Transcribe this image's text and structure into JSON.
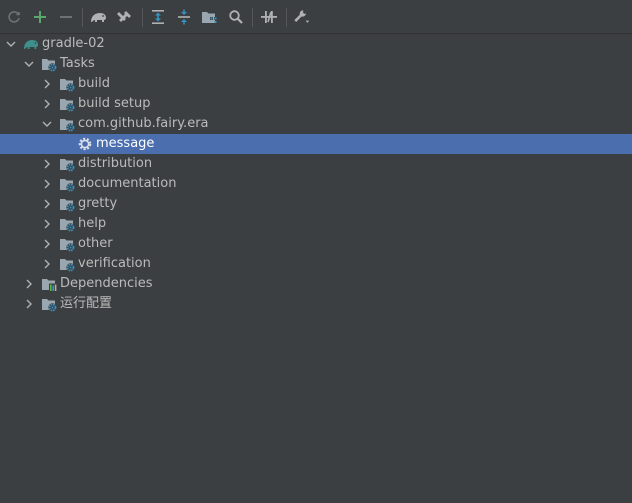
{
  "toolbar": {
    "buttons": [
      {
        "name": "refresh-icon"
      },
      {
        "name": "add-icon"
      },
      {
        "name": "remove-icon"
      },
      {
        "name": "gradle-elephant-icon"
      },
      {
        "name": "build-tools-icon"
      },
      {
        "name": "expand-all-icon"
      },
      {
        "name": "collapse-all-icon"
      },
      {
        "name": "group-modules-icon"
      },
      {
        "name": "search-icon"
      },
      {
        "name": "toggle-offline-icon"
      },
      {
        "name": "settings-wrench-icon"
      }
    ]
  },
  "colors": {
    "background": "#3c3f41",
    "selection": "#4b6eaf",
    "text": "#bbbbbb",
    "add_green": "#59a869",
    "gradle_teal": "#3f8f8a",
    "gear_blue": "#3592c4",
    "folder_gray": "#9aa7b0"
  },
  "tree": {
    "root": {
      "label": "gradle-02"
    },
    "tasks": {
      "label": "Tasks"
    },
    "build": {
      "label": "build"
    },
    "build_setup": {
      "label": "build setup"
    },
    "fairy_era": {
      "label": "com.github.fairy.era"
    },
    "message": {
      "label": "message"
    },
    "distribution": {
      "label": "distribution"
    },
    "documentation": {
      "label": "documentation"
    },
    "gretty": {
      "label": "gretty"
    },
    "help": {
      "label": "help"
    },
    "other": {
      "label": "other"
    },
    "verification": {
      "label": "verification"
    },
    "dependencies": {
      "label": "Dependencies"
    },
    "run_config": {
      "label": "运行配置"
    }
  }
}
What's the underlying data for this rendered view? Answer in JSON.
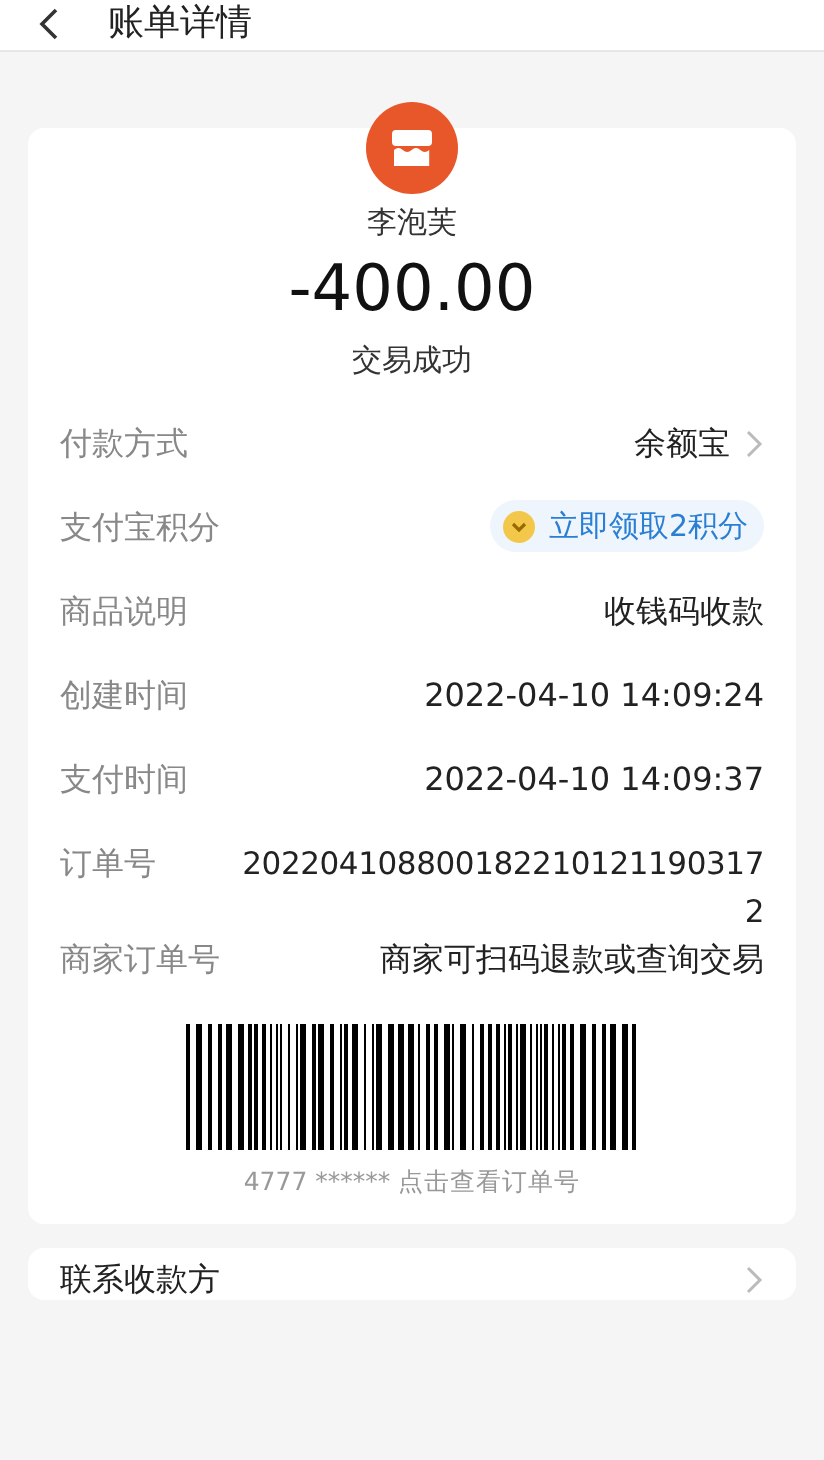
{
  "header": {
    "title": "账单详情"
  },
  "summary": {
    "merchant": "李泡芙",
    "amount": "-400.00",
    "status": "交易成功"
  },
  "rows": [
    {
      "kind": "link",
      "label": "付款方式",
      "value": "余额宝"
    },
    {
      "kind": "points",
      "label": "支付宝积分",
      "value": "立即领取2积分"
    },
    {
      "kind": "text",
      "label": "商品说明",
      "value": "收钱码收款"
    },
    {
      "kind": "text",
      "label": "创建时间",
      "value": "2022-04-10 14:09:24"
    },
    {
      "kind": "text",
      "label": "支付时间",
      "value": "2022-04-10 14:09:37"
    },
    {
      "kind": "wrap",
      "label": "订单号",
      "value": "2022041088001822101211903172"
    },
    {
      "kind": "text",
      "label": "商家订单号",
      "value": "商家可扫码退款或查询交易"
    }
  ],
  "barcode": {
    "caption": "4777 ****** 点击查看订单号"
  },
  "footer_card": {
    "label": "联系收款方"
  }
}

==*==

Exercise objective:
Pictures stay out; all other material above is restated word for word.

Written reply:
Transcribe this image's text and structure into JSON.
{
  "toolbar": {
    "buttons": [
      {
        "name": "refresh-icon"
      },
      {
        "name": "add-icon"
      },
      {
        "name": "remove-icon"
      },
      {
        "name": "gradle-elephant-icon"
      },
      {
        "name": "build-tools-icon"
      },
      {
        "name": "expand-all-icon"
      },
      {
        "name": "collapse-all-icon"
      },
      {
        "name": "group-modules-icon"
      },
      {
        "name": "search-icon"
      },
      {
        "name": "toggle-offline-icon"
      },
      {
        "name": "settings-wrench-icon"
      }
    ]
  },
  "colors": {
    "background": "#3c3f41",
    "selection": "#4b6eaf",
    "text": "#bbbbbb",
    "add_green": "#59a869",
    "gradle_teal": "#3f8f8a",
    "gear_blue": "#3592c4",
    "folder_gray": "#9aa7b0"
  },
  "tree": {
    "root": {
      "label": "gradle-02"
    },
    "tasks": {
      "label": "Tasks"
    },
    "build": {
      "label": "build"
    },
    "build_setup": {
      "label": "build setup"
    },
    "fairy_era": {
      "label": "com.github.fairy.era"
    },
    "message": {
      "label": "message"
    },
    "distribution": {
      "label": "distribution"
    },
    "documentation": {
      "label": "documentation"
    },
    "gretty": {
      "label": "gretty"
    },
    "help": {
      "label": "help"
    },
    "other": {
      "label": "other"
    },
    "verification": {
      "label": "verification"
    },
    "dependencies": {
      "label": "Dependencies"
    },
    "run_config": {
      "label": "运行配置"
    }
  }
}
What's the underlying data for this rendered view? Answer in JSON.
{
  "header": {
    "title": "账单详情"
  },
  "summary": {
    "merchant": "李泡芙",
    "amount": "-400.00",
    "status": "交易成功"
  },
  "rows": [
    {
      "kind": "link",
      "label": "付款方式",
      "value": "余额宝"
    },
    {
      "kind": "points",
      "label": "支付宝积分",
      "value": "立即领取2积分"
    },
    {
      "kind": "text",
      "label": "商品说明",
      "value": "收钱码收款"
    },
    {
      "kind": "text",
      "label": "创建时间",
      "value": "2022-04-10 14:09:24"
    },
    {
      "kind": "text",
      "label": "支付时间",
      "value": "2022-04-10 14:09:37"
    },
    {
      "kind": "wrap",
      "label": "订单号",
      "value": "2022041088001822101211903172"
    },
    {
      "kind": "text",
      "label": "商家订单号",
      "value": "商家可扫码退款或查询交易"
    }
  ],
  "barcode": {
    "caption": "4777 ****** 点击查看订单号"
  },
  "footer_card": {
    "label": "联系收款方"
  }
}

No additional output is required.